The Uyghur population from 2010 to 2018 increased from 10.2 million to 12.7 million, an increase of 25 percent. In the same period, the Han Chinese population in Xinjiang increased by just 2 percent.
Meanwhile, if there were really a genocide taking place, wouldn’t we expect to see a refugee crisis? Wouldn’t we expect to see refugee camps set up on the borders with Pakistan and Kazakhstan?
For example, the US waged genocidal wars in Iraq and Libya, leading to the displacement of millions of people – to a refugee crisis that is still continuing today. How is it possible that China is carrying out a genocide but not creating any refugees?
A slightly more sophisticated accusation is that the Chinese government is engaged in cultural genocide; that it seeks to destroy the Uyghur identity, Uyghur traditions, Uyghur beliefs.
And yet, one goes to Xinjiang and there’s no evidence of any such activity.
There are 25,000 mosques in Xinjiang. Three times more than there were in 1980. This is a very strange type of cultural genocide where the number of mosques increases by a factor of three.
All schools in Xinjiang teach the Uyghur language. All students in Xinjiang learn the Uyghur language, regardless of their ethnicity.
I personally went to Ürümqi in January 2020, with a group of friends. We walked around freely and certainly didn’t see any evidence of religious persecution or ethnic oppression. In fact we saw hundreds of Uyghur Muslims, wearing distinctive Uyghur clothing, going about their normal lives and practising their culture and traditions.
We ate in Uyghur restaurants, where we had halal food and where alcohol wasn’t available.

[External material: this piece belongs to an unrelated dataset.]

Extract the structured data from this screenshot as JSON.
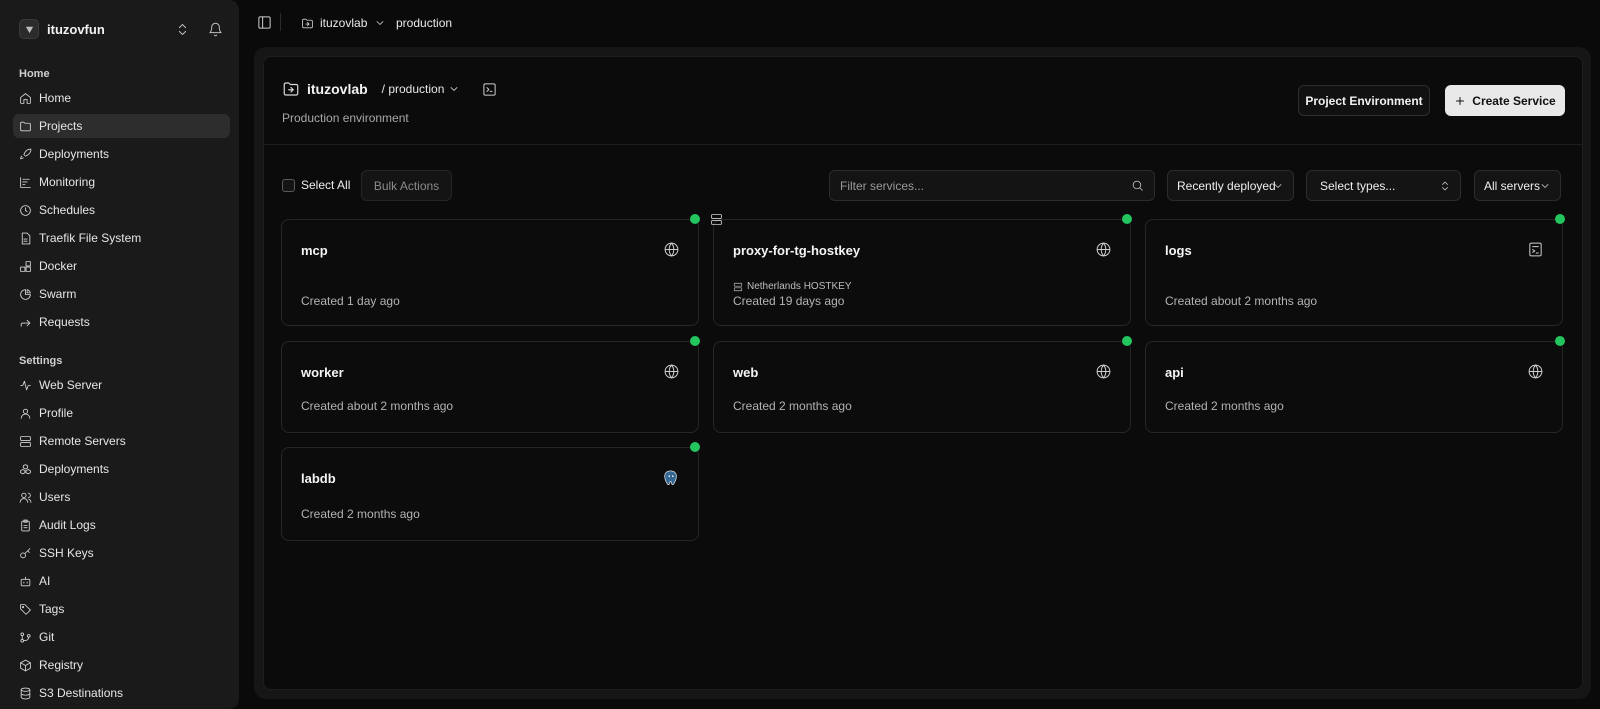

We heard the Uyghur language being spoken freely everywhere. All road signs have both Uyghur and Chinese writing. Newspapers can be seen everywhere in the Uyghur language.
Pakistan’s Ambassador to China, Moin ul Haque, recently participated in a diplomatic observer mission to Xinjiang. He rejected the accusations of human rights abuses, describing Xinjiang as “a mosaic of 50-plus ethnic minorities, and these ethnic minorities exist in a very peaceful and harmonious manner.”
Anyone who visits Xinjiang would have to conclude that the accusations of cultural genocide are unfair and inaccurate.
What we see with these accusations is a very familiar pattern: the imperialist media uses slander and fake news in order to win broad public support for their governments’ foreign policy.
One famous example of this is the so-called Tonkin Incident in 1965, which the United States took advantage of to massively escalate its war in Vietnam – a war in which at least three million civilians lost their lives.
When the US and Britain wanted to win public support to attack Iraq, they invented a story that Saddam Hussein had weapons of mass destruction and was ready to use them against the West. NATO’s armies proceeded to destroy a country and kill hundreds of thousands.
When they wanted to win public support to attack Libya, they invented stories that Gaddafi was using rape as a weapon of war, or Gaddafi’s armies were getting ready to perpetrate a massacre. NATO’s war planes then proceeded to destroy a country again and kill tens of thousands.
All this propaganda regarding Xinjiang is intimately connected with the US-led New Cold War on China, which is a project of hybrid warfare designed to slow down China’s rise, to maintain US hegemony and prevent the emergence of a multipolar world.
China’s rise, China’s success, its emergence as the world’s largest economy, its rapid development in science and technology, its leading role in the struggle against the pandemic, its crucial role in the struggle against climate breakdown, its orientation towards the Global South and the developing world – these all constitute a threat in the eyes of the Western powers.
This is the core reason for the slander, for the propaganda, for the information warfare. It is simply a part of the US-led New Cold War, of which China is the most direct target, but which is in fact directed against the entire developing world, against the Global South, and against the idea of a democratic, multipolar system of international relations based on cooperation, peace, sovereignty and non-interference.
Those of us in the West must work harder to expose the lies that are being spread about China, as these are part of a Cold War campaign which runs counter to the interests of humanity.